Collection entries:
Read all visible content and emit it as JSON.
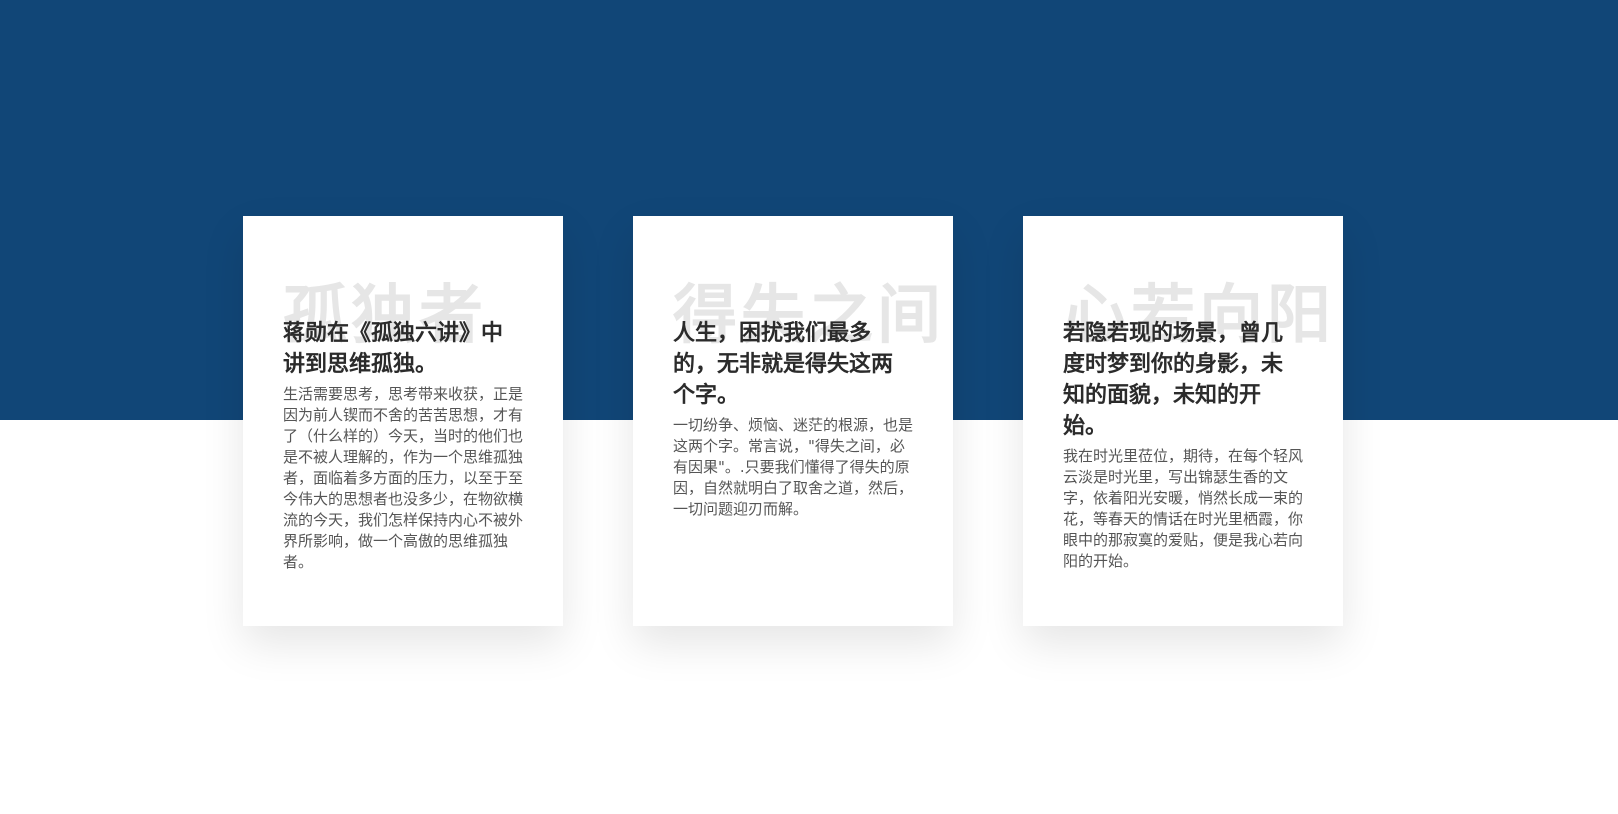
{
  "colors": {
    "hero_band": "#114677",
    "card_background": "#ffffff",
    "title_text": "#2b2b2b",
    "body_text": "#555555",
    "watermark_text": "#e6e6e6"
  },
  "cards": [
    {
      "watermark": "孤独者",
      "title": "蒋勋在《孤独六讲》中讲到思维孤独。",
      "body": "生活需要思考，思考带来收获，正是因为前人锲而不舍的苦苦思想，才有了（什么样的）今天，当时的他们也是不被人理解的，作为一个思维孤独者，面临着多方面的压力，以至于至今伟大的思想者也没多少，在物欲横流的今天，我们怎样保持内心不被外界所影响，做一个高傲的思维孤独者。"
    },
    {
      "watermark": "得失之间",
      "title": "人生，困扰我们最多的，无非就是得失这两个字。",
      "body": "一切纷争、烦恼、迷茫的根源，也是这两个字。常言说，\"得失之间，必有因果\"。.只要我们懂得了得失的原因，自然就明白了取舍之道，然后，一切问题迎刃而解。"
    },
    {
      "watermark": "心若向阳",
      "title": "若隐若现的场景，曾几度时梦到你的身影，未知的面貌，未知的开始。",
      "body": "我在时光里莅位，期待，在每个轻风云淡是时光里，写出锦瑟生香的文字，依着阳光安暖，悄然长成一束的花，等春天的情话在时光里栖霞，你眼中的那寂寞的爱贴，便是我心若向阳的开始。"
    }
  ]
}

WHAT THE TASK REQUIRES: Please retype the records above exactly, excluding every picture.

COMPLETED TASK:
Read all visible content and emit it as JSON.
{
  "colors": {
    "hero_band": "#114677",
    "card_background": "#ffffff",
    "title_text": "#2b2b2b",
    "body_text": "#555555",
    "watermark_text": "#e6e6e6"
  },
  "cards": [
    {
      "watermark": "孤独者",
      "title": "蒋勋在《孤独六讲》中讲到思维孤独。",
      "body": "生活需要思考，思考带来收获，正是因为前人锲而不舍的苦苦思想，才有了（什么样的）今天，当时的他们也是不被人理解的，作为一个思维孤独者，面临着多方面的压力，以至于至今伟大的思想者也没多少，在物欲横流的今天，我们怎样保持内心不被外界所影响，做一个高傲的思维孤独者。"
    },
    {
      "watermark": "得失之间",
      "title": "人生，困扰我们最多的，无非就是得失这两个字。",
      "body": "一切纷争、烦恼、迷茫的根源，也是这两个字。常言说，\"得失之间，必有因果\"。.只要我们懂得了得失的原因，自然就明白了取舍之道，然后，一切问题迎刃而解。"
    },
    {
      "watermark": "心若向阳",
      "title": "若隐若现的场景，曾几度时梦到你的身影，未知的面貌，未知的开始。",
      "body": "我在时光里莅位，期待，在每个轻风云淡是时光里，写出锦瑟生香的文字，依着阳光安暖，悄然长成一束的花，等春天的情话在时光里栖霞，你眼中的那寂寞的爱贴，便是我心若向阳的开始。"
    }
  ]
}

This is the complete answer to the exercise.